**Problem requirements**
Take from the listing each line that has the string "time".

**Data records**

* * *

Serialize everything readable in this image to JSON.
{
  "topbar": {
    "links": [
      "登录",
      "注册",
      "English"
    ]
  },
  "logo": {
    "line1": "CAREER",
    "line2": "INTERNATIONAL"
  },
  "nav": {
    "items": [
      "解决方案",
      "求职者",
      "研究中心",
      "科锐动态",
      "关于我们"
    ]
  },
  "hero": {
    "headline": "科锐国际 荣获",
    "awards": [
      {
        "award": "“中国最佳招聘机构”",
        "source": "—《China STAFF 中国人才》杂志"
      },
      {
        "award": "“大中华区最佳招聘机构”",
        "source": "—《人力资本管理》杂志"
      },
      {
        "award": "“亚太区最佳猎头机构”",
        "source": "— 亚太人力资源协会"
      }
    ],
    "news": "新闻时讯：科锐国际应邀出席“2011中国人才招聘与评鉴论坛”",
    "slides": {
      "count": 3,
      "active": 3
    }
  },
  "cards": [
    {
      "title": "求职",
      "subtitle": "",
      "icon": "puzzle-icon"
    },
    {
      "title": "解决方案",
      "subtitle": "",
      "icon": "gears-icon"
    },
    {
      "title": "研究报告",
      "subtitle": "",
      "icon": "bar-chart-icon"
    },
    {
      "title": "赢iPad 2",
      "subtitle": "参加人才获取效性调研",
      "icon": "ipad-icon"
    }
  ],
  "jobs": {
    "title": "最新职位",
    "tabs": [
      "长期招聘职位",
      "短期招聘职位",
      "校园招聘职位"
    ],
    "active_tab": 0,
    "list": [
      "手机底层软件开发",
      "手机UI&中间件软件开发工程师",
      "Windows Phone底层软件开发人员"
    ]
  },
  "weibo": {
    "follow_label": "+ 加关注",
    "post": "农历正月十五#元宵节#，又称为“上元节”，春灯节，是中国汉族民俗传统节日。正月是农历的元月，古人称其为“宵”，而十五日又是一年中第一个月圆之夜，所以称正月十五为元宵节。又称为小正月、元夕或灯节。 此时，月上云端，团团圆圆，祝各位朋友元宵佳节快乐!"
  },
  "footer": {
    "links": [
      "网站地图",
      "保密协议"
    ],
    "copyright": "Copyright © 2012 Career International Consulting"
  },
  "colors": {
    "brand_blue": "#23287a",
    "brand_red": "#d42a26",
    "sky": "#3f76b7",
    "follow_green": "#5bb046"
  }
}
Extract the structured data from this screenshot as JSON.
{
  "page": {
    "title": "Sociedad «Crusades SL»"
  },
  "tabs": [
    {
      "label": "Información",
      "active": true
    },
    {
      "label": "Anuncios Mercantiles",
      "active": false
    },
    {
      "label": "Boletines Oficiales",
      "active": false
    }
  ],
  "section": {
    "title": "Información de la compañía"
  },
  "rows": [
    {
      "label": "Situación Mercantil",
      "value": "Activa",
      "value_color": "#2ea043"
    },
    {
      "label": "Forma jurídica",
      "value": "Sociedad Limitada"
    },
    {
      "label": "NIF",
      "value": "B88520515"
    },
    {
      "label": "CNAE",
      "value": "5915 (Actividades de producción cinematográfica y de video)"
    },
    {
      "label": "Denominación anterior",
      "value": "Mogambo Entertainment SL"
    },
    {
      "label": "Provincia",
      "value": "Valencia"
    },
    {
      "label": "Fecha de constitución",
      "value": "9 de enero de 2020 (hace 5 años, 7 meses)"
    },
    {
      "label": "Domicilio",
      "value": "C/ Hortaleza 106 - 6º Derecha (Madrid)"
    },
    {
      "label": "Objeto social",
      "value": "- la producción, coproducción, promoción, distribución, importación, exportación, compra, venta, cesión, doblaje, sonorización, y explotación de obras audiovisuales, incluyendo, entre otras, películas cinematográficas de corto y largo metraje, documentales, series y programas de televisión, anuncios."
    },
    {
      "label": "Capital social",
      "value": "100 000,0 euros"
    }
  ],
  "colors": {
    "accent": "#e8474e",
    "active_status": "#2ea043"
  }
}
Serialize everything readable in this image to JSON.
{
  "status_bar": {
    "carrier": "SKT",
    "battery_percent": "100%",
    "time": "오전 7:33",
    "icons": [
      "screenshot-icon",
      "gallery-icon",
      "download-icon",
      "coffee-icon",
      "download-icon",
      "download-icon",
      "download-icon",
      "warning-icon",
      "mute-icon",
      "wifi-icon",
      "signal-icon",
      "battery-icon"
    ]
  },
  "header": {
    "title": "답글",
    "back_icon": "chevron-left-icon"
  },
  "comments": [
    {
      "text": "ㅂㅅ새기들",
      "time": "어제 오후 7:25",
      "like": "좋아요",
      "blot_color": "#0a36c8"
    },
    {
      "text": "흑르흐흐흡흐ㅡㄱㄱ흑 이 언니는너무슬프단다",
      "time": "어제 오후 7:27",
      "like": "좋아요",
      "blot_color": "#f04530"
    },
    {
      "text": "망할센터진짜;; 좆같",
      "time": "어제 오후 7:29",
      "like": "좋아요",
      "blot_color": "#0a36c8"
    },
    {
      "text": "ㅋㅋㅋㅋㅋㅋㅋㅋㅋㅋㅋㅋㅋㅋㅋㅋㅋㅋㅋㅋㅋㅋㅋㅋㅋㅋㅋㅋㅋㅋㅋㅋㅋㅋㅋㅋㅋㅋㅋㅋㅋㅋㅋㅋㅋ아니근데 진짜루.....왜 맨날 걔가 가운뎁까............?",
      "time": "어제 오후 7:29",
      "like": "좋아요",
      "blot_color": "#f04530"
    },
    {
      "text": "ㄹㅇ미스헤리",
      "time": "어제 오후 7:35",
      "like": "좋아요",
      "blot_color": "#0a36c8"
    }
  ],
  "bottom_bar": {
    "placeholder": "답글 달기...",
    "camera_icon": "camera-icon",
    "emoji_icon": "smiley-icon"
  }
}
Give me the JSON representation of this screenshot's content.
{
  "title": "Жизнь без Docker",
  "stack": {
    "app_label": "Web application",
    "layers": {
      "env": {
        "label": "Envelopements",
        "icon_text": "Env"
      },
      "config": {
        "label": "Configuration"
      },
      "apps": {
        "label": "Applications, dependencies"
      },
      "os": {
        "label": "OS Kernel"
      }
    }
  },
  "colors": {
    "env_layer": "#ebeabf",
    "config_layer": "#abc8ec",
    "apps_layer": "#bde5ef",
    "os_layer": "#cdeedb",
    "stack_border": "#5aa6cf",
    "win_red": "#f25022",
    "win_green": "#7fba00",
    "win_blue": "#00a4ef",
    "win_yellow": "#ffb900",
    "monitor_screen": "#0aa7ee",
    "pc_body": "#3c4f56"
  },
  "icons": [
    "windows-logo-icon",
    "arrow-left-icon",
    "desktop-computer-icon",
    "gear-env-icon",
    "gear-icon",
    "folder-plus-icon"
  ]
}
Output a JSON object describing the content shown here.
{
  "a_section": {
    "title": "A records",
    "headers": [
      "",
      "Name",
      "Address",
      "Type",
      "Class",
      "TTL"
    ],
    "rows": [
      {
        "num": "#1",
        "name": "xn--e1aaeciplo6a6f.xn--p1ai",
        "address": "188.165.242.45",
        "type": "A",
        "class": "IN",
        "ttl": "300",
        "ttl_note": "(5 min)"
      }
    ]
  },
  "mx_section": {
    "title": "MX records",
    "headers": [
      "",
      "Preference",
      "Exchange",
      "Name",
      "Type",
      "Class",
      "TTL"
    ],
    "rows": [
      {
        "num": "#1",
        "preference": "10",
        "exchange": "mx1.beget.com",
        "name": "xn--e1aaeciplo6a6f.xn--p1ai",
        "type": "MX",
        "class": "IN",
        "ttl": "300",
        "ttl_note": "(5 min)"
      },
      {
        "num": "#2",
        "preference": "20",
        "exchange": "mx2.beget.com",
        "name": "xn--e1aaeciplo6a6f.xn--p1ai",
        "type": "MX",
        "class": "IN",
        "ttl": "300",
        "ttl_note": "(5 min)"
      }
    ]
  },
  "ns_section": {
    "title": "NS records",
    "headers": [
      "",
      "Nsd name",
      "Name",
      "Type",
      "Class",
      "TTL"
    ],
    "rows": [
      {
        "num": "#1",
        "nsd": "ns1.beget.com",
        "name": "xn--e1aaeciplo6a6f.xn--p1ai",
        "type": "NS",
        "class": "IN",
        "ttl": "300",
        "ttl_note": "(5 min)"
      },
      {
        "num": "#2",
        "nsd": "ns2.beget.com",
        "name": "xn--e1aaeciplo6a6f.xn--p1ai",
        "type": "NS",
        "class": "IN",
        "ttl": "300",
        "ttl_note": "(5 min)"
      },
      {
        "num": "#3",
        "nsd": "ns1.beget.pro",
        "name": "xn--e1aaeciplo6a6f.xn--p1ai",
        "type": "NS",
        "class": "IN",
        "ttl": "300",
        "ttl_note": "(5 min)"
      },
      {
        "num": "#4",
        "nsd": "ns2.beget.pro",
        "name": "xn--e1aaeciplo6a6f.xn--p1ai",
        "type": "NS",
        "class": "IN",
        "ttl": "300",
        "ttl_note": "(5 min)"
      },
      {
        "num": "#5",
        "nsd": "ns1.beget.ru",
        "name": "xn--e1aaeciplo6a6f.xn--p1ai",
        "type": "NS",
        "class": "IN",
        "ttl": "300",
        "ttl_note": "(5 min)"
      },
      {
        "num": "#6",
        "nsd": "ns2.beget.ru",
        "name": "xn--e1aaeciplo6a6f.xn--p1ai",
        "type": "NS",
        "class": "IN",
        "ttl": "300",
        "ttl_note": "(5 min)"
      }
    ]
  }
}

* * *

**Reply to the task**
    "time": "오전 7:33",
      "time": "어제 오후 7:25",
      "time": "어제 오후 7:27",
      "time": "어제 오후 7:29",
      "time": "어제 오후 7:29",
      "time": "어제 오후 7:35",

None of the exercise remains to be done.